Having located the line with "Transcribe this image's", print it and each remaining line exactly, stopping at the end of the material and omitting pictures.
BEGIN DATA SUPPLIED
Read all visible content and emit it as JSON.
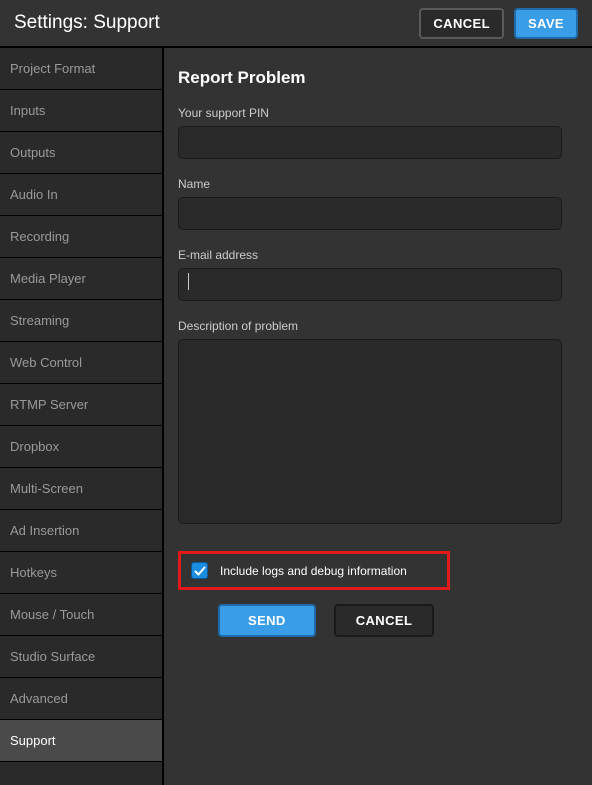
{
  "header": {
    "title": "Settings: Support",
    "cancel_label": "CANCEL",
    "save_label": "SAVE"
  },
  "sidebar": {
    "items": [
      {
        "label": "Project Format",
        "active": false
      },
      {
        "label": "Inputs",
        "active": false
      },
      {
        "label": "Outputs",
        "active": false
      },
      {
        "label": "Audio In",
        "active": false
      },
      {
        "label": "Recording",
        "active": false
      },
      {
        "label": "Media Player",
        "active": false
      },
      {
        "label": "Streaming",
        "active": false
      },
      {
        "label": "Web Control",
        "active": false
      },
      {
        "label": "RTMP Server",
        "active": false
      },
      {
        "label": "Dropbox",
        "active": false
      },
      {
        "label": "Multi-Screen",
        "active": false
      },
      {
        "label": "Ad Insertion",
        "active": false
      },
      {
        "label": "Hotkeys",
        "active": false
      },
      {
        "label": "Mouse / Touch",
        "active": false
      },
      {
        "label": "Studio Surface",
        "active": false
      },
      {
        "label": "Advanced",
        "active": false
      },
      {
        "label": "Support",
        "active": true
      }
    ]
  },
  "form": {
    "title": "Report Problem",
    "pin_label": "Your support PIN",
    "pin_value": "",
    "name_label": "Name",
    "name_value": "",
    "email_label": "E-mail address",
    "email_value": "",
    "description_label": "Description of problem",
    "description_value": "",
    "include_logs_label": "Include logs and debug information",
    "include_logs_checked": true,
    "send_label": "SEND",
    "cancel_label": "CANCEL"
  },
  "colors": {
    "accent": "#3a9de8",
    "highlight": "#e21a1a",
    "bg": "#333333"
  }
}
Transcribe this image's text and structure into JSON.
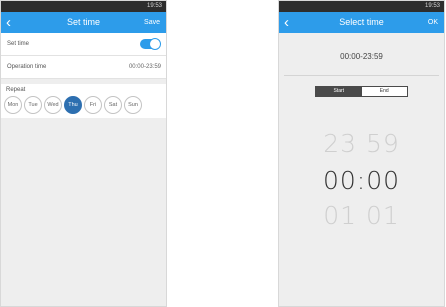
{
  "left": {
    "status": {
      "left": "",
      "right": "19:53"
    },
    "header": {
      "back": "‹",
      "title": "Set time",
      "action": "Save"
    },
    "set_time_label": "Set time",
    "operation_time_label": "Operation time",
    "operation_time_value": "00:00-23:59",
    "repeat_label": "Repeat",
    "days": [
      "Mon",
      "Tue",
      "Wed",
      "Thu",
      "Fri",
      "Sat",
      "Sun"
    ],
    "selected_day_index": 3,
    "toggle_on": true
  },
  "right": {
    "status": {
      "left": "",
      "right": "19:53"
    },
    "header": {
      "back": "‹",
      "title": "Select time",
      "action": "OK"
    },
    "range": "00:00-23:59",
    "segments": [
      "Start",
      "End"
    ],
    "active_segment": 0,
    "picker": {
      "prev": "23 59",
      "current": "00:00",
      "next": "01 01"
    }
  },
  "colors": {
    "accent": "#2d9cea",
    "selected_day": "#2d6fb0",
    "statusbar": "#2d2d2d"
  }
}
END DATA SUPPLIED
= RESPONSE TO THIS TASK =
Transcribe this image's text and structure into JSON.
{
  "left": {
    "status": {
      "left": "",
      "right": "19:53"
    },
    "header": {
      "back": "‹",
      "title": "Set time",
      "action": "Save"
    },
    "set_time_label": "Set time",
    "operation_time_label": "Operation time",
    "operation_time_value": "00:00-23:59",
    "repeat_label": "Repeat",
    "days": [
      "Mon",
      "Tue",
      "Wed",
      "Thu",
      "Fri",
      "Sat",
      "Sun"
    ],
    "selected_day_index": 3,
    "toggle_on": true
  },
  "right": {
    "status": {
      "left": "",
      "right": "19:53"
    },
    "header": {
      "back": "‹",
      "title": "Select time",
      "action": "OK"
    },
    "range": "00:00-23:59",
    "segments": [
      "Start",
      "End"
    ],
    "active_segment": 0,
    "picker": {
      "prev": "23 59",
      "current": "00:00",
      "next": "01 01"
    }
  },
  "colors": {
    "accent": "#2d9cea",
    "selected_day": "#2d6fb0",
    "statusbar": "#2d2d2d"
  }
}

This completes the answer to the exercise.